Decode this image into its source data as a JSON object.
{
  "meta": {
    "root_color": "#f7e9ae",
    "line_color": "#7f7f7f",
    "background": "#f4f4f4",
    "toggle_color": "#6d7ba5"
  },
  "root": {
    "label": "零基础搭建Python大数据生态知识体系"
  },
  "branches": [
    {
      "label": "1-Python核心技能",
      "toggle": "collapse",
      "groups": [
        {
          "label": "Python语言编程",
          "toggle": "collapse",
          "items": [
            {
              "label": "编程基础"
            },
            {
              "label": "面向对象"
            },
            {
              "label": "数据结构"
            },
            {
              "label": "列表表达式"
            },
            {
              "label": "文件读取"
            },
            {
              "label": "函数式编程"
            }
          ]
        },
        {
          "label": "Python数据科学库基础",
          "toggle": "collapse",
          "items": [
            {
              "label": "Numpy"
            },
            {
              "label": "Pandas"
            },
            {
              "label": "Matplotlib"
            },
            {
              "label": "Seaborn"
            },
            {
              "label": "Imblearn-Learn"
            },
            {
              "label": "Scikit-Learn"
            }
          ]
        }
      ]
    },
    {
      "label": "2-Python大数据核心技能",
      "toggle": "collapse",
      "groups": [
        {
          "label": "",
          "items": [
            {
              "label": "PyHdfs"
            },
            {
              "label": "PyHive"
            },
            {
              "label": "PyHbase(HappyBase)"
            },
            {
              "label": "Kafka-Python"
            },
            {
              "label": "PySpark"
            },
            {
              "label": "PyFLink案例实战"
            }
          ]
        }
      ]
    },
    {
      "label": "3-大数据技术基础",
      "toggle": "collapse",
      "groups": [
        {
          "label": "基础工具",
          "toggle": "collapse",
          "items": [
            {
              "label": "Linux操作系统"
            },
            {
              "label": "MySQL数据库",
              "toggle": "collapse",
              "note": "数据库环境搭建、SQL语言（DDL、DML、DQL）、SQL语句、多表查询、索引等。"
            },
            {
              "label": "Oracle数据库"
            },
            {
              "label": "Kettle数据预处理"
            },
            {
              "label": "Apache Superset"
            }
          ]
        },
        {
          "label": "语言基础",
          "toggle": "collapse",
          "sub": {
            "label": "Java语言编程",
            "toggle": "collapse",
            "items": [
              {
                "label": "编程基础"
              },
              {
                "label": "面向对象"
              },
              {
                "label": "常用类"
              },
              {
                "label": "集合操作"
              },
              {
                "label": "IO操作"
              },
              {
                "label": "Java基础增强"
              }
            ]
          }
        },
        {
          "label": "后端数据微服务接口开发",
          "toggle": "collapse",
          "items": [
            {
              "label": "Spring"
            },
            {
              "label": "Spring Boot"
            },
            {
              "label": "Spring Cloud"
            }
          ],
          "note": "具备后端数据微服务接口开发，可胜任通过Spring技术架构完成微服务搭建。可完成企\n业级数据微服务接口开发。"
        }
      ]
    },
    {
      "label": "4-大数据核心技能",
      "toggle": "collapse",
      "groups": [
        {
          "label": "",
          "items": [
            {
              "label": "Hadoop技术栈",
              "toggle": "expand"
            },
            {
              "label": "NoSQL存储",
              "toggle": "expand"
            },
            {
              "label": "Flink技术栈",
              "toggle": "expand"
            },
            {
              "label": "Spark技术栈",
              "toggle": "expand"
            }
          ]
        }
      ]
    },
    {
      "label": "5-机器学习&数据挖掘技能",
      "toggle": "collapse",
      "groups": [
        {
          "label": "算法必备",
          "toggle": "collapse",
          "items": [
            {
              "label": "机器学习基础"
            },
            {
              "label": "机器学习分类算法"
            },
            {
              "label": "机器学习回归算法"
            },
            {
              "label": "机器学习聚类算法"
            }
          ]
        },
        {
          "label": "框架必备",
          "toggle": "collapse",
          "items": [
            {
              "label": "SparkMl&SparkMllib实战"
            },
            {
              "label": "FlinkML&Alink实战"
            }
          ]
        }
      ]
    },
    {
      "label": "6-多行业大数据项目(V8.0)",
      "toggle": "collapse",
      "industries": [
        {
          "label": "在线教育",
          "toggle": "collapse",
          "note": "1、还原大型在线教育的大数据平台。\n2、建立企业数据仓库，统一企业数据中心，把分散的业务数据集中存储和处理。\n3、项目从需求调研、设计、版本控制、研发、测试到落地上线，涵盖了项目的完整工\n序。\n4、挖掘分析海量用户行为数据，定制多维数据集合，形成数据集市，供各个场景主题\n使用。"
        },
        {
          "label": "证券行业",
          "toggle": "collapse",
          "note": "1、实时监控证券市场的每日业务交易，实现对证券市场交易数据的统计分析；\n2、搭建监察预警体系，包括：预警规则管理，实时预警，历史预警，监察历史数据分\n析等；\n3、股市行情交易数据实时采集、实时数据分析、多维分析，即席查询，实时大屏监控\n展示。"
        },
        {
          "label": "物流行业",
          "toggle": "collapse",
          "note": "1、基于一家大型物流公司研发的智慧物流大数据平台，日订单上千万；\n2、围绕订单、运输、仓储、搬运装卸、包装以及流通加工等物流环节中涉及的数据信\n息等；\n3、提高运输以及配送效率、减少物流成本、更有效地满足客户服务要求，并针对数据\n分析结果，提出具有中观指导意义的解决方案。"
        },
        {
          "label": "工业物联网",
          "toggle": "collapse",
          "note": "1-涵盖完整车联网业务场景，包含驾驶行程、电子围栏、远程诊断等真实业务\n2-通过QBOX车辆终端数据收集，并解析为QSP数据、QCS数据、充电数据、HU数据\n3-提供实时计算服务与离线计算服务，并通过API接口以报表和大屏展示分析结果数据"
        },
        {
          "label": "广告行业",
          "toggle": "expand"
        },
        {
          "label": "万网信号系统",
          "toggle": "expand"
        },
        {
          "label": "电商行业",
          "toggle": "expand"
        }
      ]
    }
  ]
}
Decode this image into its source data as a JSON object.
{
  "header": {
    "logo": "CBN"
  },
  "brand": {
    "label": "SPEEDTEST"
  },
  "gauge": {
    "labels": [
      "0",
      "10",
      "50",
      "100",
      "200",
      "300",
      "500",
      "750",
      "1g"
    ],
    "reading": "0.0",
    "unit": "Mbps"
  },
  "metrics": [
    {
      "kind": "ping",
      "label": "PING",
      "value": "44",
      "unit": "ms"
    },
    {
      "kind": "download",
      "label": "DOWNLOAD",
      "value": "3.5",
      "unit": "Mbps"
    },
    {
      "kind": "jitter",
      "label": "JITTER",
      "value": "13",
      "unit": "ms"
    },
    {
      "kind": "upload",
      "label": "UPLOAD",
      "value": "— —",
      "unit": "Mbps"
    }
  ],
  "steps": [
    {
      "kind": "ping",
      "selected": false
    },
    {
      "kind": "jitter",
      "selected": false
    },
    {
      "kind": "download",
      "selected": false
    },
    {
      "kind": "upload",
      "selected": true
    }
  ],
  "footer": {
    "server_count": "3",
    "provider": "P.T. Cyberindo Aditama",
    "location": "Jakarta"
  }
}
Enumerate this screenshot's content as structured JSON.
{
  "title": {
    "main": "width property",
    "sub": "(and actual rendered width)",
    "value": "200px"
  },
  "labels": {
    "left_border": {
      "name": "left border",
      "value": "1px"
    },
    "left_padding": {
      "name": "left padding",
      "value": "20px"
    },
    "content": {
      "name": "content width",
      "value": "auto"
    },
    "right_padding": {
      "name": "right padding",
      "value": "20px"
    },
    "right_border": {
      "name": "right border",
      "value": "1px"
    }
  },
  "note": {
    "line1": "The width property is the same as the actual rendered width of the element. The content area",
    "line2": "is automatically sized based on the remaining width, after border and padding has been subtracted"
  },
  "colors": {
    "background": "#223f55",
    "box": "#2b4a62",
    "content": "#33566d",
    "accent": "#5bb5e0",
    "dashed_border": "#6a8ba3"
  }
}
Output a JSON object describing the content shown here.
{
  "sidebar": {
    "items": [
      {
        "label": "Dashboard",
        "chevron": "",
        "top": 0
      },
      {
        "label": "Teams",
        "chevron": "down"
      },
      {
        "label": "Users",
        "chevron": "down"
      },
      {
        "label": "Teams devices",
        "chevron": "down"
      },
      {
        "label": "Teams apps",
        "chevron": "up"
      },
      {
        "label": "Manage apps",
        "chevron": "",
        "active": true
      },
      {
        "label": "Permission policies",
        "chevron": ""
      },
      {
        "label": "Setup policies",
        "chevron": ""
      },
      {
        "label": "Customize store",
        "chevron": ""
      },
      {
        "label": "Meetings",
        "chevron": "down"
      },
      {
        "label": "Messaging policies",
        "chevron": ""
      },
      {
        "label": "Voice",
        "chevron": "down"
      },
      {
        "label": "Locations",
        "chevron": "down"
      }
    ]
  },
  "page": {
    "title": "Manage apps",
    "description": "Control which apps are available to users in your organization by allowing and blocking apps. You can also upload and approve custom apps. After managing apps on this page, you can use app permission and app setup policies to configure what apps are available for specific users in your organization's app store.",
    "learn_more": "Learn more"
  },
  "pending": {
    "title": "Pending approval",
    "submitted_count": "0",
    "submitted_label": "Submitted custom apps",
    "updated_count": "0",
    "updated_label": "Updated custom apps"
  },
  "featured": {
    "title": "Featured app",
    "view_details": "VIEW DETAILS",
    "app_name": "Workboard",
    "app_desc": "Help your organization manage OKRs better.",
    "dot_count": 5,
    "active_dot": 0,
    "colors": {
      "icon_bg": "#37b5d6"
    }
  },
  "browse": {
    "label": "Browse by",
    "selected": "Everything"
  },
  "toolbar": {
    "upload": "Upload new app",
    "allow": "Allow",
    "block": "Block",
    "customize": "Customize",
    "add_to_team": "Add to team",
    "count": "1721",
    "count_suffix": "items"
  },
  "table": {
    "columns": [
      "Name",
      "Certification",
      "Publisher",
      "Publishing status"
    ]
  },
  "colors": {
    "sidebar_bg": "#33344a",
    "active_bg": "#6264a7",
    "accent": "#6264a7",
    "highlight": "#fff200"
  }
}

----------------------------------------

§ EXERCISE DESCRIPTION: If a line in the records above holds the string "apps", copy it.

§ ANSWER BELOW:
        "label": "Teams apps",
        "label": "Manage apps",
    "title": "Manage apps",
    "description": "Control which apps are available to users in your organization by allowing and blocking apps. You can also upload and approve custom apps. After managing apps on this page, you can use app permission and app setup policies to configure what apps are available for specific users in your organization's app store.",
    "submitted_label": "Submitted custom apps",
    "updated_label": "Updated custom apps"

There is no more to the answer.